Here’s my point. We need a brilliant show about blackness and we need America to watch it. Mad Men is coming to a close, leaving a huge space for a show equally visionary to fill it’s place. Weiner has created a space for that show to have a built in audience. I don’t mean something like the popular Mad Black Men. I want a show that looks and feels like Mad Men while dealing with the rest of America. I want AMC to run it, Sepinwall to review it, and all of the black actors who’ve ever walked into the frame on Mad Men to star in it. Rewind the tape to the beginning of Mad Men S1 and introduce us to Dawn, Shirley, Grandma Ida, and all the rest. Take us to the barbershops, the church basement, the club (Heck, name it 52nd Street). What happened to Carla’s children? Is Ida a criminal mastermind, a low level hustler or a woman driven to desperation by a violent and grinding life under supremacy? Let the Mad Men actors drift on the edges of their story the way minorities drifted on the edges of theirs. Pivotal scenes from the first series could be an emotional punch in the second.
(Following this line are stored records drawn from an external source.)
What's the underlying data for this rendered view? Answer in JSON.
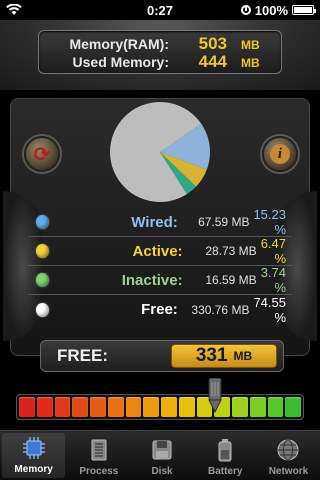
{
  "status_bar": {
    "time": "0:27",
    "battery": "100%",
    "wifi_icon": "wifi-icon",
    "lock_icon": "rotation-lock-icon",
    "battery_icon": "battery-icon"
  },
  "memory": {
    "total_label": "Memory(RAM):",
    "total_value": "503",
    "total_unit": "MB",
    "used_label": "Used Memory:",
    "used_value": "444",
    "used_unit": "MB"
  },
  "chart_data": {
    "type": "pie",
    "categories": [
      "Wired",
      "Active",
      "Inactive",
      "Free"
    ],
    "values": [
      15.23,
      6.47,
      3.74,
      74.55
    ],
    "colors": [
      "#8fb3d8",
      "#d8b233",
      "#2fa88a",
      "#bdbdbd"
    ]
  },
  "stats": [
    {
      "label": "Wired:",
      "mb": "67.59 MB",
      "pct": "15.23 %",
      "color": "#5fb0f0",
      "label_color": "#8fc0f0"
    },
    {
      "label": "Active:",
      "mb": "28.73 MB",
      "pct": "6.47 %",
      "color": "#f4d23a",
      "label_color": "#f4d23a"
    },
    {
      "label": "Inactive:",
      "mb": "16.59 MB",
      "pct": "3.74 %",
      "color": "#7ed36a",
      "label_color": "#9ad48a"
    },
    {
      "label": "Free:",
      "mb": "330.76 MB",
      "pct": "74.55 %",
      "color": "#ffffff",
      "label_color": "#ffffff"
    }
  ],
  "free": {
    "label": "FREE:",
    "value": "331",
    "unit": "MB"
  },
  "gauge": {
    "level": 0.69,
    "colors": [
      "#d8221e",
      "#e02a1c",
      "#e03a1a",
      "#e24a18",
      "#e45c16",
      "#e87014",
      "#ea8412",
      "#ec9a10",
      "#eeae10",
      "#eac010",
      "#d8cc12",
      "#c0d018",
      "#9cd020",
      "#7ccc26",
      "#58c42c",
      "#3cbc32"
    ]
  },
  "tabs": [
    {
      "label": "Memory",
      "icon": "chip-icon",
      "active": true
    },
    {
      "label": "Process",
      "icon": "document-list-icon",
      "active": false
    },
    {
      "label": "Disk",
      "icon": "disk-icon",
      "active": false
    },
    {
      "label": "Battery",
      "icon": "battery-icon",
      "active": false
    },
    {
      "label": "Network",
      "icon": "globe-icon",
      "active": false
    }
  ],
  "buttons": {
    "refresh_icon": "refresh-icon",
    "info_icon": "info-icon",
    "info_glyph": "i",
    "refresh_glyph": "⟳"
  }
}
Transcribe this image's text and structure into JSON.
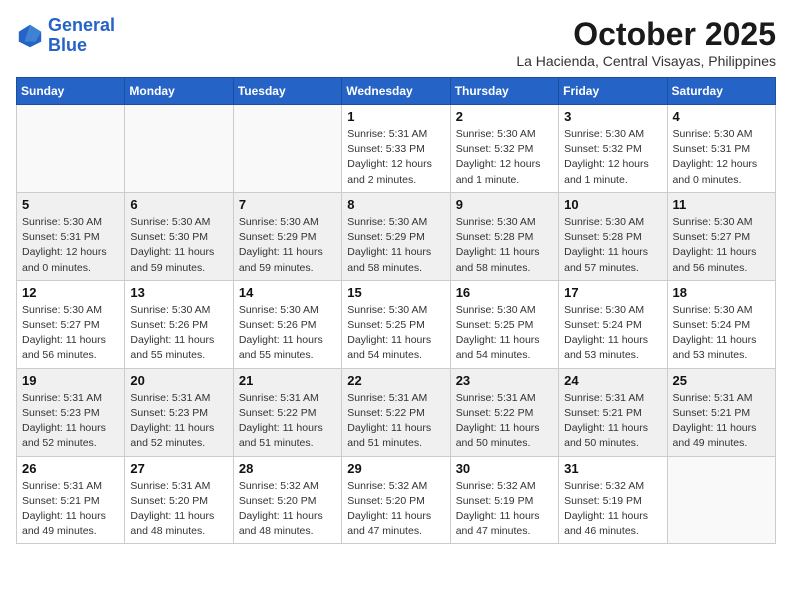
{
  "header": {
    "logo_line1": "General",
    "logo_line2": "Blue",
    "month": "October 2025",
    "location": "La Hacienda, Central Visayas, Philippines"
  },
  "weekdays": [
    "Sunday",
    "Monday",
    "Tuesday",
    "Wednesday",
    "Thursday",
    "Friday",
    "Saturday"
  ],
  "weeks": [
    [
      {
        "day": "",
        "info": ""
      },
      {
        "day": "",
        "info": ""
      },
      {
        "day": "",
        "info": ""
      },
      {
        "day": "1",
        "info": "Sunrise: 5:31 AM\nSunset: 5:33 PM\nDaylight: 12 hours\nand 2 minutes."
      },
      {
        "day": "2",
        "info": "Sunrise: 5:30 AM\nSunset: 5:32 PM\nDaylight: 12 hours\nand 1 minute."
      },
      {
        "day": "3",
        "info": "Sunrise: 5:30 AM\nSunset: 5:32 PM\nDaylight: 12 hours\nand 1 minute."
      },
      {
        "day": "4",
        "info": "Sunrise: 5:30 AM\nSunset: 5:31 PM\nDaylight: 12 hours\nand 0 minutes."
      }
    ],
    [
      {
        "day": "5",
        "info": "Sunrise: 5:30 AM\nSunset: 5:31 PM\nDaylight: 12 hours\nand 0 minutes."
      },
      {
        "day": "6",
        "info": "Sunrise: 5:30 AM\nSunset: 5:30 PM\nDaylight: 11 hours\nand 59 minutes."
      },
      {
        "day": "7",
        "info": "Sunrise: 5:30 AM\nSunset: 5:29 PM\nDaylight: 11 hours\nand 59 minutes."
      },
      {
        "day": "8",
        "info": "Sunrise: 5:30 AM\nSunset: 5:29 PM\nDaylight: 11 hours\nand 58 minutes."
      },
      {
        "day": "9",
        "info": "Sunrise: 5:30 AM\nSunset: 5:28 PM\nDaylight: 11 hours\nand 58 minutes."
      },
      {
        "day": "10",
        "info": "Sunrise: 5:30 AM\nSunset: 5:28 PM\nDaylight: 11 hours\nand 57 minutes."
      },
      {
        "day": "11",
        "info": "Sunrise: 5:30 AM\nSunset: 5:27 PM\nDaylight: 11 hours\nand 56 minutes."
      }
    ],
    [
      {
        "day": "12",
        "info": "Sunrise: 5:30 AM\nSunset: 5:27 PM\nDaylight: 11 hours\nand 56 minutes."
      },
      {
        "day": "13",
        "info": "Sunrise: 5:30 AM\nSunset: 5:26 PM\nDaylight: 11 hours\nand 55 minutes."
      },
      {
        "day": "14",
        "info": "Sunrise: 5:30 AM\nSunset: 5:26 PM\nDaylight: 11 hours\nand 55 minutes."
      },
      {
        "day": "15",
        "info": "Sunrise: 5:30 AM\nSunset: 5:25 PM\nDaylight: 11 hours\nand 54 minutes."
      },
      {
        "day": "16",
        "info": "Sunrise: 5:30 AM\nSunset: 5:25 PM\nDaylight: 11 hours\nand 54 minutes."
      },
      {
        "day": "17",
        "info": "Sunrise: 5:30 AM\nSunset: 5:24 PM\nDaylight: 11 hours\nand 53 minutes."
      },
      {
        "day": "18",
        "info": "Sunrise: 5:30 AM\nSunset: 5:24 PM\nDaylight: 11 hours\nand 53 minutes."
      }
    ],
    [
      {
        "day": "19",
        "info": "Sunrise: 5:31 AM\nSunset: 5:23 PM\nDaylight: 11 hours\nand 52 minutes."
      },
      {
        "day": "20",
        "info": "Sunrise: 5:31 AM\nSunset: 5:23 PM\nDaylight: 11 hours\nand 52 minutes."
      },
      {
        "day": "21",
        "info": "Sunrise: 5:31 AM\nSunset: 5:22 PM\nDaylight: 11 hours\nand 51 minutes."
      },
      {
        "day": "22",
        "info": "Sunrise: 5:31 AM\nSunset: 5:22 PM\nDaylight: 11 hours\nand 51 minutes."
      },
      {
        "day": "23",
        "info": "Sunrise: 5:31 AM\nSunset: 5:22 PM\nDaylight: 11 hours\nand 50 minutes."
      },
      {
        "day": "24",
        "info": "Sunrise: 5:31 AM\nSunset: 5:21 PM\nDaylight: 11 hours\nand 50 minutes."
      },
      {
        "day": "25",
        "info": "Sunrise: 5:31 AM\nSunset: 5:21 PM\nDaylight: 11 hours\nand 49 minutes."
      }
    ],
    [
      {
        "day": "26",
        "info": "Sunrise: 5:31 AM\nSunset: 5:21 PM\nDaylight: 11 hours\nand 49 minutes."
      },
      {
        "day": "27",
        "info": "Sunrise: 5:31 AM\nSunset: 5:20 PM\nDaylight: 11 hours\nand 48 minutes."
      },
      {
        "day": "28",
        "info": "Sunrise: 5:32 AM\nSunset: 5:20 PM\nDaylight: 11 hours\nand 48 minutes."
      },
      {
        "day": "29",
        "info": "Sunrise: 5:32 AM\nSunset: 5:20 PM\nDaylight: 11 hours\nand 47 minutes."
      },
      {
        "day": "30",
        "info": "Sunrise: 5:32 AM\nSunset: 5:19 PM\nDaylight: 11 hours\nand 47 minutes."
      },
      {
        "day": "31",
        "info": "Sunrise: 5:32 AM\nSunset: 5:19 PM\nDaylight: 11 hours\nand 46 minutes."
      },
      {
        "day": "",
        "info": ""
      }
    ]
  ]
}
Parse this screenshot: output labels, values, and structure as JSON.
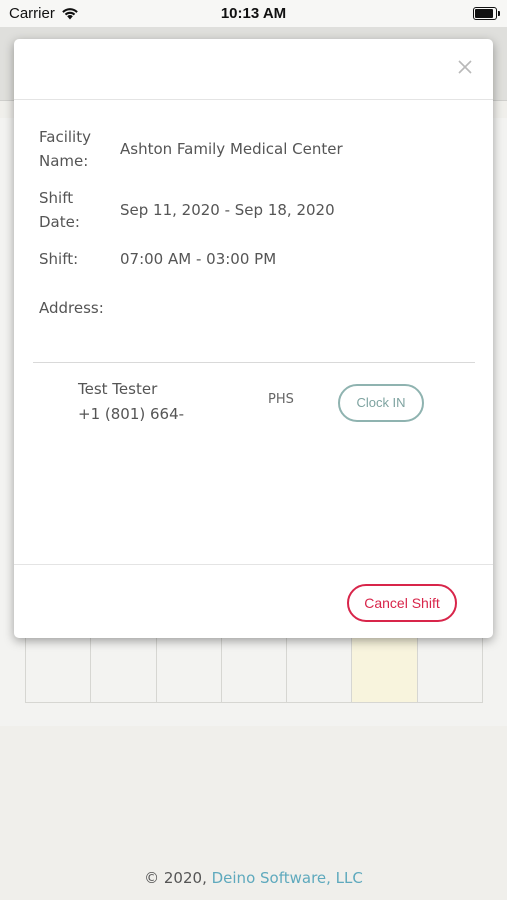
{
  "status_bar": {
    "carrier": "Carrier",
    "time": "10:13 AM",
    "icons": [
      "wifi-icon",
      "battery-icon"
    ],
    "battery_level": 0.95
  },
  "modal": {
    "close_icon": "close-icon",
    "fields": [
      {
        "label": "Facility Name:",
        "value": "Ashton Family Medical Center"
      },
      {
        "label": "Shift Date:",
        "value": "Sep 11, 2020 - Sep 18, 2020"
      },
      {
        "label": "Shift:",
        "value": "07:00 AM - 03:00 PM"
      },
      {
        "label": "Address:",
        "value": ""
      }
    ],
    "staff": {
      "name": "Test Tester",
      "phone": "+1 (801) 664-",
      "tag": "PHS",
      "clock_in_label": "Clock IN"
    },
    "cancel_label": "Cancel Shift"
  },
  "footer": {
    "copyright": "© 2020, ",
    "company": "Deino Software, LLC"
  },
  "colors": {
    "accent_teal": "#8fb3b0",
    "danger": "#d8254a",
    "link": "#5ea9bd",
    "today_highlight": "#f8f4dd"
  }
}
Where is Abe when he’s not with Peggy? How did Lane and his bunny spend their days? Does everyone hate Harry Crane? Even viewers who don’t care about the social milestones Mad Men barely mentions will care about those answers. There is a much bigger story to tell in the Mad Men universe. If Matthew Weiner doesn’t want to tell it, then we need to find his black counterpart who does. Much as All In The Family spawned The Jeffersons, Mad Men is poised to start at the bottom and take us to the top. The stars of Mad Men deserve the careers the show has brought them. These are talented actors delivering more than casual entertainment. (John Slattery is a director I’d love to see helm the new production.) Yet Mad Men is full of stars the evening talk shows barely notice. Deborah Lacey carried a huge emotional weight in her scenes with January Jones. Teyonah Parris lights up the screen when she smiles.
Why We Need A Black Mad Men may be the most predictable blog title I’ve ever written, so why don’t we have that show? The talent is there. The story’s frame is there. All we need to do is turn the camera away from SCDP and into the street Don looked down upon during the riots. All we need to do is follow Dawn when she picks up her purse and walks out the door. All we need to do is see where Carla goes after Betty Draper discards her. All we need to do is recognize that not having it is a symptom of the freedom to define historically accurate as a very narrow slice of fetish. We need a black Mad Men because we’re not Bert Cooper.